Progressive Punctuation has been making the rounds on the internet lately. The site’s tagline is: “A collection of non-standard punctuation marks we should be using today.” There are marks to denote sarcasm, doubt, irony, and so on.
Most of the featured marks were developed decades ago, if not centuries. Some might take that as a sign that these characters should no longer be neglected, as if being developed in an era before Grumpy Cat makes language more legitimate. Others might argue that the representational meaning of these marks merits usage now; that using them allows for more precise communication, now that much of our world communicates primarily via text.
But if they can add so much value to our communication, then why did these marks fade in the first place? Why do some words drop out of common usage that were popular in the 16th century?
Do our current constraints in standardized punctuation create a demand for more nuanced writing skill and more sensitive vocabulary? Do we ever intentionally harness the ambiguity of a sentence to evade responsibility, to convey an inside joke, or to entertain with suggested meanings? How might written language with more specific punctuation affect the assessment of text-based evidence in legal trials? Can it really add more clarity, or can it also open more questions—why was that phrase marked with sarcasm?
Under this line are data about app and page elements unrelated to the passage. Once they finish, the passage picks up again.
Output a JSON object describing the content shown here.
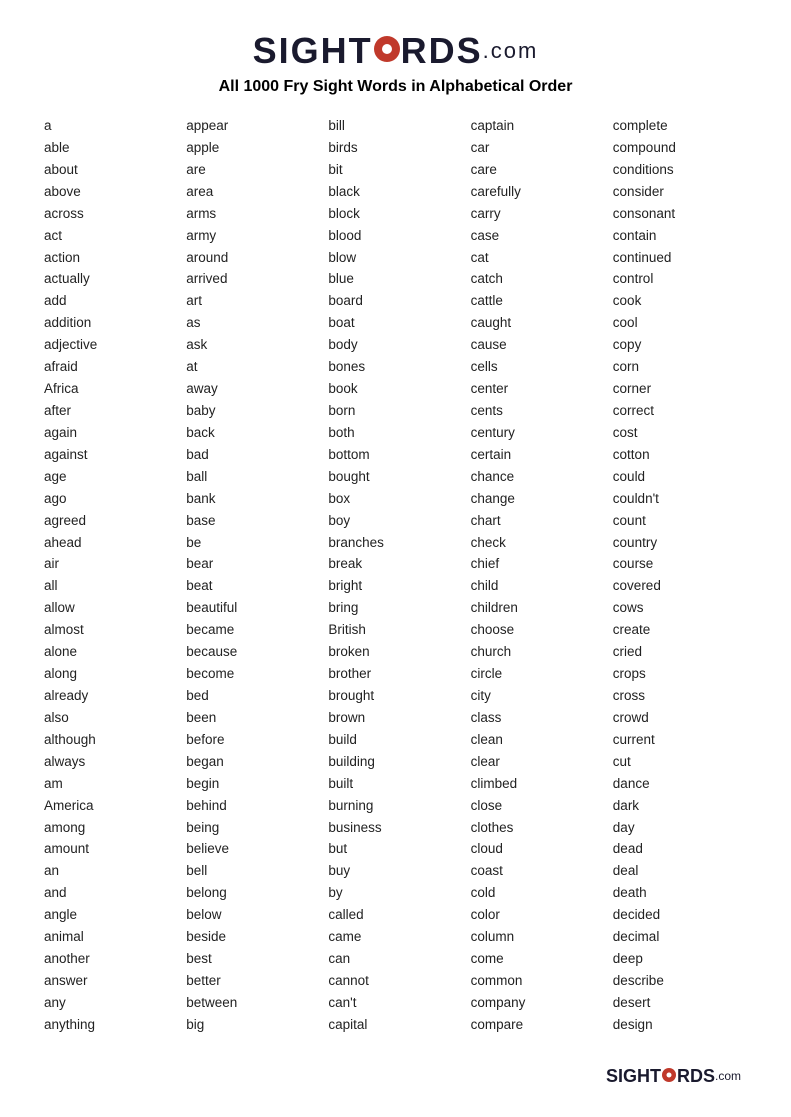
{
  "header": {
    "logo_sight": "SIGHT",
    "logo_words": "W RDS",
    "logo_dotcom": ".com",
    "subtitle": "All 1000 Fry Sight Words in Alphabetical Order"
  },
  "columns": [
    [
      "a",
      "able",
      "about",
      "above",
      "across",
      "act",
      "action",
      "actually",
      "add",
      "addition",
      "adjective",
      "afraid",
      "Africa",
      "after",
      "again",
      "against",
      "age",
      "ago",
      "agreed",
      "ahead",
      "air",
      "all",
      "allow",
      "almost",
      "alone",
      "along",
      "already",
      "also",
      "although",
      "always",
      "am",
      "America",
      "among",
      "amount",
      "an",
      "and",
      "angle",
      "animal",
      "another",
      "answer",
      "any",
      "anything"
    ],
    [
      "appear",
      "apple",
      "are",
      "area",
      "arms",
      "army",
      "around",
      "arrived",
      "art",
      "as",
      "ask",
      "at",
      "away",
      "baby",
      "back",
      "bad",
      "ball",
      "bank",
      "base",
      "be",
      "bear",
      "beat",
      "beautiful",
      "became",
      "because",
      "become",
      "bed",
      "been",
      "before",
      "began",
      "begin",
      "behind",
      "being",
      "believe",
      "bell",
      "belong",
      "below",
      "beside",
      "best",
      "better",
      "between",
      "big"
    ],
    [
      "bill",
      "birds",
      "bit",
      "black",
      "block",
      "blood",
      "blow",
      "blue",
      "board",
      "boat",
      "body",
      "bones",
      "book",
      "born",
      "both",
      "bottom",
      "bought",
      "box",
      "boy",
      "branches",
      "break",
      "bright",
      "bring",
      "British",
      "broken",
      "brother",
      "brought",
      "brown",
      "build",
      "building",
      "built",
      "burning",
      "business",
      "but",
      "buy",
      "by",
      "called",
      "came",
      "can",
      "cannot",
      "can't",
      "capital"
    ],
    [
      "captain",
      "car",
      "care",
      "carefully",
      "carry",
      "case",
      "cat",
      "catch",
      "cattle",
      "caught",
      "cause",
      "cells",
      "center",
      "cents",
      "century",
      "certain",
      "chance",
      "change",
      "chart",
      "check",
      "chief",
      "child",
      "children",
      "choose",
      "church",
      "circle",
      "city",
      "class",
      "clean",
      "clear",
      "climbed",
      "close",
      "clothes",
      "cloud",
      "coast",
      "cold",
      "color",
      "column",
      "come",
      "common",
      "company",
      "compare"
    ],
    [
      "complete",
      "compound",
      "conditions",
      "consider",
      "consonant",
      "contain",
      "continued",
      "control",
      "cook",
      "cool",
      "copy",
      "corn",
      "corner",
      "correct",
      "cost",
      "cotton",
      "could",
      "couldn't",
      "count",
      "country",
      "course",
      "covered",
      "cows",
      "create",
      "cried",
      "crops",
      "cross",
      "crowd",
      "current",
      "cut",
      "dance",
      "dark",
      "day",
      "dead",
      "deal",
      "death",
      "decided",
      "decimal",
      "deep",
      "describe",
      "desert",
      "design"
    ]
  ],
  "footer": {
    "logo_sight": "SIGHT",
    "logo_words": "W RDS",
    "logo_dotcom": ".com"
  }
}
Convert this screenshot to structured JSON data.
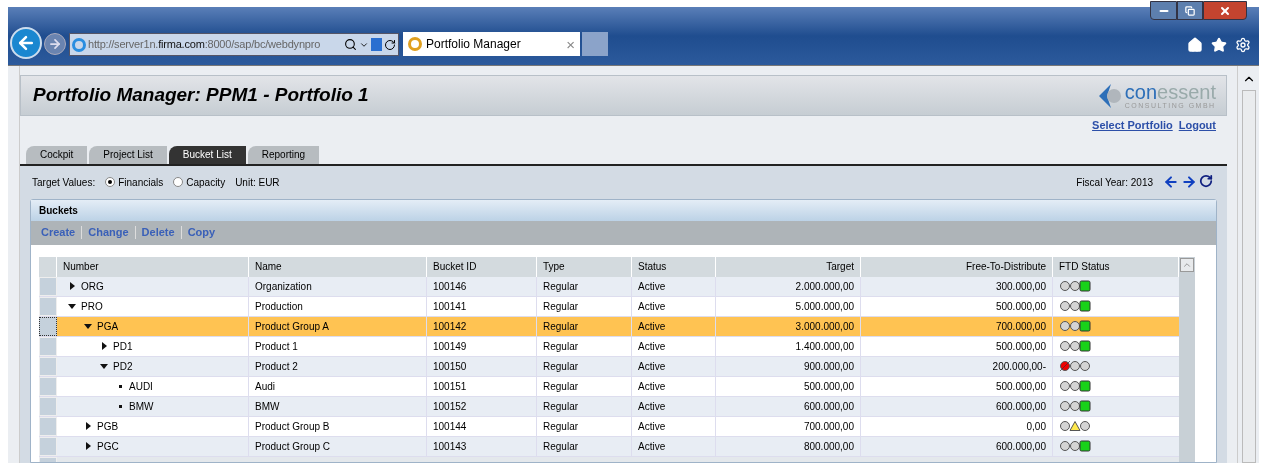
{
  "browser": {
    "address": "http://server1n.**firma.com**:8000/sap/bc/webdynpro",
    "tab_title": "Portfolio Manager",
    "tab_close": "×"
  },
  "app": {
    "title": "Portfolio Manager: PPM1 - Portfolio 1",
    "logo": {
      "part1": "con",
      "part2": "essent",
      "tagline": "CONSULTING GMBH"
    },
    "links": [
      "Select Portfolio",
      "Logout"
    ]
  },
  "tabs": [
    {
      "label": "Cockpit",
      "selected": false
    },
    {
      "label": "Project List",
      "selected": false
    },
    {
      "label": "Bucket List",
      "selected": true
    },
    {
      "label": "Reporting",
      "selected": false
    }
  ],
  "options": {
    "label": "Target Values:",
    "radios": [
      {
        "label": "Financials",
        "selected": true
      },
      {
        "label": "Capacity",
        "selected": false
      }
    ],
    "unit": "Unit: EUR",
    "fiscal_year": "Fiscal Year: 2013"
  },
  "buckets": {
    "title": "Buckets",
    "actions": [
      "Create",
      "Change",
      "Delete",
      "Copy"
    ],
    "columns": [
      "Number",
      "Name",
      "Bucket ID",
      "Type",
      "Status",
      "Target",
      "Free-To-Distribute",
      "FTD Status"
    ],
    "rows": [
      {
        "number": "ORG",
        "name": "Organization",
        "bucket_id": "100146",
        "type": "Regular",
        "status": "Active",
        "target": "2.000.000,00",
        "ftd": "300.000,00",
        "kind": "ok",
        "selected": false,
        "expanded": false
      },
      {
        "number": "PRO",
        "name": "Production",
        "bucket_id": "100141",
        "type": "Regular",
        "status": "Active",
        "target": "5.000.000,00",
        "ftd": "500.000,00",
        "kind": "ok",
        "selected": false,
        "expanded": true,
        "children": [
          {
            "number": "PGA",
            "name": "Product Group A",
            "bucket_id": "100142",
            "type": "Regular",
            "status": "Active",
            "target": "3.000.000,00",
            "ftd": "700.000,00",
            "kind": "ok",
            "selected": true,
            "expanded": true,
            "children": [
              {
                "number": "PD1",
                "name": "Product 1",
                "bucket_id": "100149",
                "type": "Regular",
                "status": "Active",
                "target": "1.400.000,00",
                "ftd": "500.000,00",
                "kind": "ok",
                "selected": false,
                "expanded": false
              },
              {
                "number": "PD2",
                "name": "Product 2",
                "bucket_id": "100150",
                "type": "Regular",
                "status": "Active",
                "target": "900.000,00",
                "ftd": "200.000,00-",
                "kind": "alert",
                "selected": false,
                "expanded": true,
                "children": [
                  {
                    "number": "AUDI",
                    "name": "Audi",
                    "bucket_id": "100151",
                    "type": "Regular",
                    "status": "Active",
                    "target": "500.000,00",
                    "ftd": "500.000,00",
                    "kind": "ok",
                    "selected": false
                  },
                  {
                    "number": "BMW",
                    "name": "BMW",
                    "bucket_id": "100152",
                    "type": "Regular",
                    "status": "Active",
                    "target": "600.000,00",
                    "ftd": "600.000,00",
                    "kind": "ok",
                    "selected": false
                  }
                ]
              }
            ]
          },
          {
            "number": "PGB",
            "name": "Product Group B",
            "bucket_id": "100144",
            "type": "Regular",
            "status": "Active",
            "target": "700.000,00",
            "ftd": "0,00",
            "kind": "warning",
            "selected": false,
            "expanded": false
          },
          {
            "number": "PGC",
            "name": "Product Group C",
            "bucket_id": "100143",
            "type": "Regular",
            "status": "Active",
            "target": "800.000,00",
            "ftd": "600.000,00",
            "kind": "ok",
            "selected": false,
            "expanded": false
          }
        ]
      }
    ]
  }
}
What else was intended to be conveyed, and why wasn’t that stated directly instead?
And what about the increasing trend of punctuation vanishing altogether? Texts, tweets, Instagram captions, and so on are passable without capitalized proper nouns, much less commas, semi-colons, and em-dashes. We’ve started to replace punctuation with emojis, and Progressive Punctuation seems to be offering a middle ground between the two.
So is reintroducing these marks truly progressive? And are they necessary? Does our language need more specific punctuation today, or do we specifically need more punctuation today? Or just a better emoji?